Writing the Empire: Scribblings from Below
An international & interdisciplinary conference
Phillipe de Vigors, ‘Convicts letter writing at Cockatoo Island, New South Wales, 1849’
Reproduced by kind permission of the State Library of New South Wales, Sydney
Event Dates: 25 June 2010
Maria Nugent (Australian National University)
The quest for title deeds: The meaning of texts in Aboriginal people’s oral traditions

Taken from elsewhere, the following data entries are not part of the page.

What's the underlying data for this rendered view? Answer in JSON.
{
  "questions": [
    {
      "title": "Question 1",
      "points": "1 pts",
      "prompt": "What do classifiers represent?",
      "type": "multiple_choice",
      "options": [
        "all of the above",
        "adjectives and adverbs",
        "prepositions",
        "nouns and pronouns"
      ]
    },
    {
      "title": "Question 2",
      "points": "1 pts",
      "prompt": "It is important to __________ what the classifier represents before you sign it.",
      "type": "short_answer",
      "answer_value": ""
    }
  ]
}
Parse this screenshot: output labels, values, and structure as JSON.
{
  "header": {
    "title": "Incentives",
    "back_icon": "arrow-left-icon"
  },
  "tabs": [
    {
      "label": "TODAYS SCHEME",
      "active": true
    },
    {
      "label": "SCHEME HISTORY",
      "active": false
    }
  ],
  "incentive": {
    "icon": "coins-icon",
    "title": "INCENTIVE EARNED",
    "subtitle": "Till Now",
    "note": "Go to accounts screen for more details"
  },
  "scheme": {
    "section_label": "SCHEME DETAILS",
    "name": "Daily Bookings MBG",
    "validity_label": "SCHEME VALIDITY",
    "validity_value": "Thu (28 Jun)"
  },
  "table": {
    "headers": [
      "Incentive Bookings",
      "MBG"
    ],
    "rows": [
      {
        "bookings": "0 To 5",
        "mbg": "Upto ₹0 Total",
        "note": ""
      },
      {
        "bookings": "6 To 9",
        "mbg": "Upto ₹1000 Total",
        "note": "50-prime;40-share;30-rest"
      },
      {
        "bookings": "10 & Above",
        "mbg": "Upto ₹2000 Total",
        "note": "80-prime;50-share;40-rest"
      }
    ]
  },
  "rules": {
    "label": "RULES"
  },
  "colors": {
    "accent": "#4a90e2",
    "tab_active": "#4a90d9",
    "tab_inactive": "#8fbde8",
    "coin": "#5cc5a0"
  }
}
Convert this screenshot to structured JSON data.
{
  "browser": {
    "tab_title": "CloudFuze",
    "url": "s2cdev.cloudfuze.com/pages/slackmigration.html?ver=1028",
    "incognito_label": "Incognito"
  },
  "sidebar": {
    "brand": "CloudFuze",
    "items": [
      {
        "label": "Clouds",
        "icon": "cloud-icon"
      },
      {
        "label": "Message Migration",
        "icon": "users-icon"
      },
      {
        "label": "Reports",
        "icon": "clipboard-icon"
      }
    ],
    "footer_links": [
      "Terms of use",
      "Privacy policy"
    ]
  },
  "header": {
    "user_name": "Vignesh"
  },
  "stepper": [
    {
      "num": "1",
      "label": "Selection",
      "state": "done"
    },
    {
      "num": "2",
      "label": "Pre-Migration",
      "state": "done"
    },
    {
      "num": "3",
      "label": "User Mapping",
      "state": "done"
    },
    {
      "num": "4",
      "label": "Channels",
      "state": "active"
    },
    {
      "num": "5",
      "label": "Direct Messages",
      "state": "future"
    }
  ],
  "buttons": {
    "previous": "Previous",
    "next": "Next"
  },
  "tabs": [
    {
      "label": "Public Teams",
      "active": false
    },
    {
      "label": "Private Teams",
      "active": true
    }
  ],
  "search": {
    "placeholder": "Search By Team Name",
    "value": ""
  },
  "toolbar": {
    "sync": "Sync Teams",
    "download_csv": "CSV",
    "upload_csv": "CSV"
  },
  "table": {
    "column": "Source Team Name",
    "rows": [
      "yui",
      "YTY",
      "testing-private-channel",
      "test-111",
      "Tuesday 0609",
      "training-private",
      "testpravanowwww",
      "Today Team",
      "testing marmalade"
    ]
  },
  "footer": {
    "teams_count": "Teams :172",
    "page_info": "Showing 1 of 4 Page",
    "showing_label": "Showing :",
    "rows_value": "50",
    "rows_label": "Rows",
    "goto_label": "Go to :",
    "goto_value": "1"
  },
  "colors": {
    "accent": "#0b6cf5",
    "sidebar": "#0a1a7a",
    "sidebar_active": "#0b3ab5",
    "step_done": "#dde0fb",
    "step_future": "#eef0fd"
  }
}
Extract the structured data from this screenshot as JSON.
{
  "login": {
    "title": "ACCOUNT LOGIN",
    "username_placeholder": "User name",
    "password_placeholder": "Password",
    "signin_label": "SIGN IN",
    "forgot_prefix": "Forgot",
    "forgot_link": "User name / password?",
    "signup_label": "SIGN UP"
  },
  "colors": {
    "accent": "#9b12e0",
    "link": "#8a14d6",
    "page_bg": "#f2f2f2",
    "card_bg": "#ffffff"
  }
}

This paper considers the ways in which Aboriginal people engaged with what might be called the dilemmas of documentation in disputes and negotiations over land in south-east Australia in the period from the late nineteenth to the middle part of the twentieth century. I take as my focus an oral tradition among Aboriginal people that the reserve lands they occupied had been granted to them in perpetuity by Queen Victoria. By the opening decades of the twentieth century, this oral tradition came to include a reference to a quest for the (lost? non-existent?) title deeds that would prove that strongly-held belief to be true. In this paper, I use the reference to, and the attendant quest for, the title deeds to investigate the ways in which Aboriginal people sought to respond to new bureaucratic demands for written evidence in historical matters, especially concerning occupation of and rights to land. The insertion of a ‘text’ as a central element in this Aboriginal oral tradition allows some consideration of the fraught relationship between Aboriginal and non-Aboriginal modes of history, and their divergent reliance upon oral remembrance and written documentation. I suggest that the elaboration of the original oral tradition to include title deeds registers difficult dilemmas or challenges that documents, either or both as historical evidence and legally-binding contracts, raise for dispossessed Aboriginal people as they sought to have land matters settled. At the same time, attention to the oral tradition’s engagement with the problem of documentation provides an important complement to studies examining Aboriginal people’s literary acts, such as writing petitions and letters, in the same period and in pursuit of the same ends (i.e. certainty over rights to land). For those Aboriginal people who did not necessarily employ the technologies of writing themselves, this oral tradition, centred as it is upon a powerful (if absent) text, provides evidence of their constant and creative negotiation with writing and its implications.
Maria Nugent, Australian National University, email
Maria Nugent is Research Fellow in the Australian Centre for Indigenous History at the Australian National University in Canberra. She’s the author of Botany Bay: Where Histories Meet (Allen & Unwin, 2005) and Captain Cook Was Here (CUP, 2009).